The best solution is to make kpropd use a single process to serve incoming kprop connections and poll for changes, using libverto. A quicker solution is to make the do_standalone() process send a SIGUSR1 to its parent whenever it finishes processing a connection.

2. If the master ulog is initialized and performs a full resync to the slave before any updates are added to its ulog, the slave has kdb_last_sno 0 and kdb_last_time equal to the time of the master's reinitialization. As long as the slave and master states match, the master does not repeatedly resync to the slave. However, the next time an update is added to the master's ulog, the master discards its serial number 0 state and sets both kdb_first_sno and kdb_last_sno to 1. When it receives the next poll from the slave, it has no way of knowing whether the slave's serial number 0 state precedes its first update or reflects a different full resync, so it performs a second full resync to the slave. This is correct but inefficient.

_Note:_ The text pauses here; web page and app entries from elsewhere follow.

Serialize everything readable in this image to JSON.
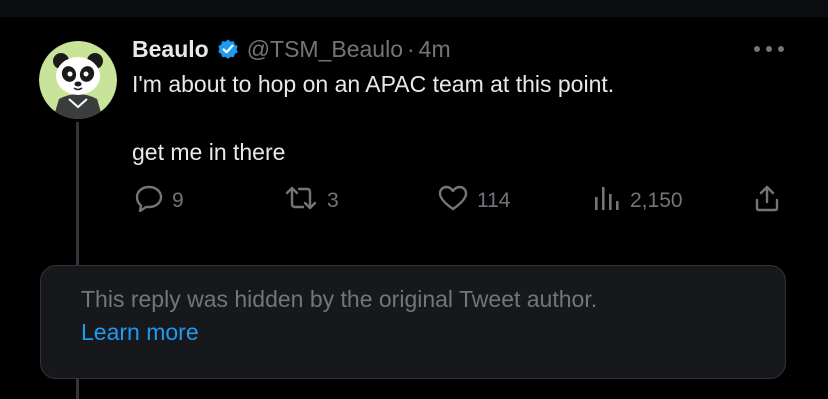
{
  "colors": {
    "background": "#000000",
    "text_primary": "#e7e9ea",
    "text_secondary": "#71767b",
    "accent_blue": "#1d9bf0",
    "verified_blue": "#1d9bf0",
    "card_background": "#16181c",
    "border": "#2f3336"
  },
  "tweet": {
    "display_name": "Beaulo",
    "handle": "@TSM_Beaulo",
    "separator": "·",
    "time": "4m",
    "verified_icon": "verified-badge-icon",
    "avatar_icon": "panda-avatar",
    "text_line_1": "I'm about to hop on an APAC team at this point.",
    "text_line_2": "get me in there",
    "actions": {
      "reply": {
        "icon": "reply-icon",
        "count": "9"
      },
      "retweet": {
        "icon": "retweet-icon",
        "count": "3"
      },
      "like": {
        "icon": "heart-icon",
        "count": "114"
      },
      "views": {
        "icon": "views-icon",
        "count": "2,150"
      },
      "share": {
        "icon": "share-icon"
      }
    },
    "more_icon": "more-options-icon"
  },
  "hidden_reply": {
    "message": "This reply was hidden by the original Tweet author.",
    "link": "Learn more"
  }
}
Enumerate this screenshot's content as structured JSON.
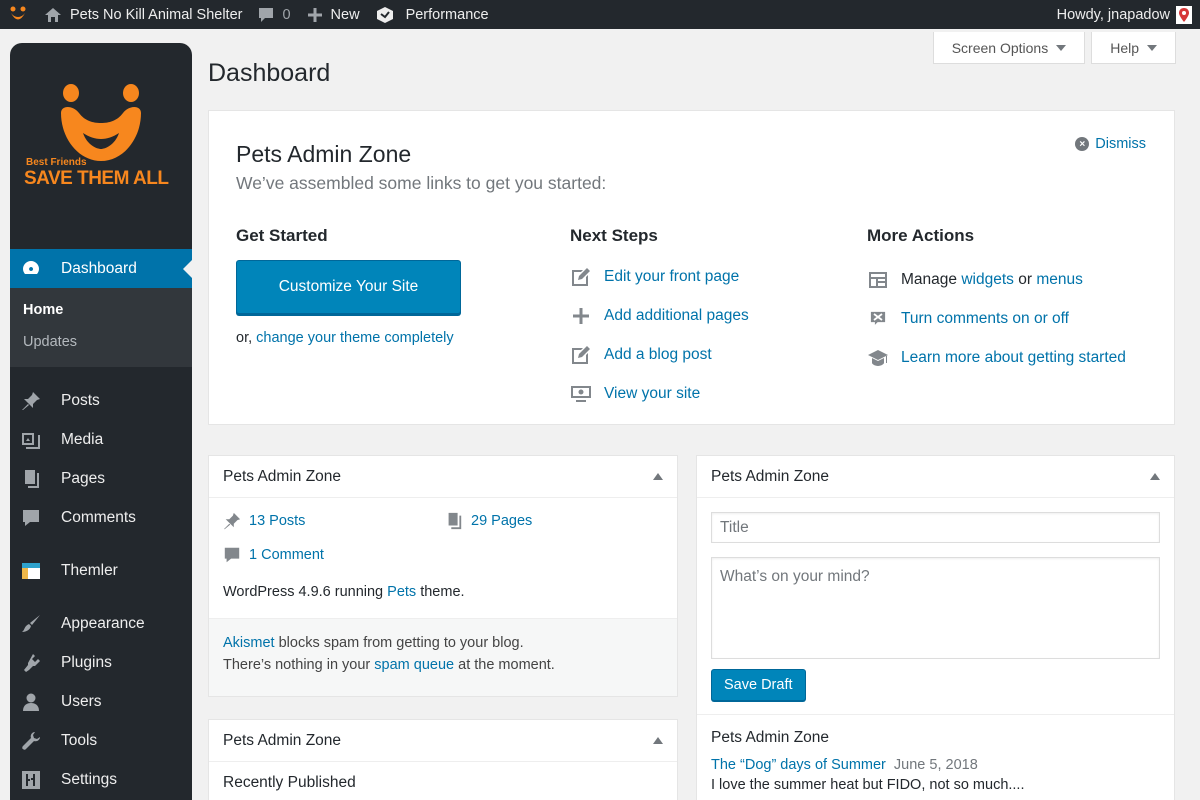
{
  "adminbar": {
    "site_name": "Pets No Kill Animal Shelter",
    "comments_count": "0",
    "new_label": "New",
    "performance_label": "Performance",
    "howdy": "Howdy, jnapadow"
  },
  "logo": {
    "small": "Best Friends",
    "big": "SAVE THEM ALL",
    "color": "#f7871e"
  },
  "sidebar": {
    "dashboard": "Dashboard",
    "submenu": [
      "Home",
      "Updates"
    ],
    "items": [
      "Posts",
      "Media",
      "Pages",
      "Comments",
      "Themler",
      "Appearance",
      "Plugins",
      "Users",
      "Tools",
      "Settings"
    ]
  },
  "header": {
    "screen_options": "Screen Options",
    "help": "Help",
    "title": "Dashboard"
  },
  "welcome": {
    "title": "Pets Admin Zone",
    "subtitle": "We’ve assembled some links to get you started:",
    "dismiss": "Dismiss",
    "get_started": {
      "heading": "Get Started",
      "button": "Customize Your Site",
      "alt_prefix": "or,",
      "alt_link": "change your theme completely"
    },
    "next_steps": {
      "heading": "Next Steps",
      "items": [
        "Edit your front page",
        "Add additional pages",
        "Add a blog post",
        "View your site"
      ]
    },
    "more_actions": {
      "heading": "More Actions",
      "manage_prefix": "Manage",
      "widgets": "widgets",
      "or": "or",
      "menus": "menus",
      "comments_toggle": "Turn comments on or off",
      "learn_more": "Learn more about getting started"
    }
  },
  "glance": {
    "title": "Pets Admin Zone",
    "posts": "13 Posts",
    "pages": "29 Pages",
    "comments": "1 Comment",
    "wp_prefix": "WordPress 4.9.6 running",
    "theme": "Pets",
    "wp_suffix": "theme.",
    "akismet_link": "Akismet",
    "akismet_text": "blocks spam from getting to your blog.",
    "spam_prefix": "There’s nothing in your",
    "spam_link": "spam queue",
    "spam_suffix": "at the moment."
  },
  "quick_draft": {
    "title": "Pets Admin Zone",
    "title_placeholder": "Title",
    "content_placeholder": "What’s on your mind?",
    "save_label": "Save Draft",
    "drafts_heading": "Pets Admin Zone",
    "draft_title": "The “Dog” days of Summer",
    "draft_date": "June 5, 2018",
    "draft_excerpt": "I love the summer heat but FIDO, not so much...."
  },
  "activity": {
    "title": "Pets Admin Zone",
    "recently_published": "Recently Published"
  },
  "colors": {
    "primary": "#0085ba",
    "link": "#0073aa",
    "sidebar": "#23282d",
    "current_menu": "#0073aa"
  }
}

With hierarchical propagation, the same problem occurs after an intermediate slave receives a full resync and then performs a full resync to a downstream slave; the next update it receives from master overwrites its kdb_first_sno and kdb_last_sno values with the serial number of the received update, causing it to perform a second full resync to the downstream slave.

We could try to solve this problem by redefining kdb_first_sno to be the serial number state preceding the first update, rather than the first update itself, so that kadmind can recognize that a slave's state matches the state the master was in just prior to the first update in its ulog. This change would create a (perhaps harmless) ambiguity during a code upgrade, because a ulog file which had been maintained with older code would have the old definition of kdb_first_sno. More seriously, this change might make it impossible to reliably detect incompatible ulog size changes when mapping the ulog file, because we would no longer have a timestamp with which to verify the first serial number. (It might be sufficient to verify the serial number of the first update entry as deduced from kdb_last_sno and kdb_num; more analysis would be required.)

Alternatively, we could write a no-op update entry to the ulog after a reinitialization or after receiving a full resync. kadmind never transmits the first update entry in the ulog, so this update would never be sent to a downstream slave. This solution maintains the current semantics of kdb_first_sno and kdb_first_time, and retains a timestamp with which the first update entry can be verified to detect incompatible ulog size changes.


The existing t_iprop.py will be augmented to propagate from the first slave to a second slave. The ulogs on master, intermediate slave, and leaf slave will be checked after each operation to ensure that the kdb_num, kdb_first_sno, and kdb_last_sno fields are as expected and that the entries in the ulog each have the expected principal name.


database.rst will be modified to describe how to set up hierarchical iprop.

Mailing list discussions


   444ef5fe9ec8d64a5db27b3a8aaf6813dd7ef0e0 Simplify iprop update locking and avoid deadlock
   d1f9aa3737b2b3e62b5c5ed488d6112b7ce8a5ad Factor out ulog serial number status check
   71d028f1054deb186807e7c8048218b82b478422 Lock around more ulog operations
   6a4a4b7b5e3265e4a811a9fd72c2534e6c5f5fd4 Simplify ulog_map
   406c83c835a8ce062d798a2ec4eda2eddd088450 Maintain complete ulog on iprop slaves
   2ed8ebf18809af66aeaa2af6984754bdbefff500 Implement kadmind -proponly
   90c11ff42008a90a72ee71444b0ad799e38b7ff0 Implement kpropd -A
   cf090890b4219483412ab89b39a60d92515191eb Test iprop slave ulog management
   e87bba2e8a8c753b761227dda5f2e216a6771db2 Document hierarchical iprop

Finished in [krbdev.mit.edu #7861] [krbdev.mit.edu #7855]

Release notes

Administrative experience:

  • Add support for hierarchical incremental propagation, where slaves can act as intermediates between an upstream master and other downstream slaves.
Personal tools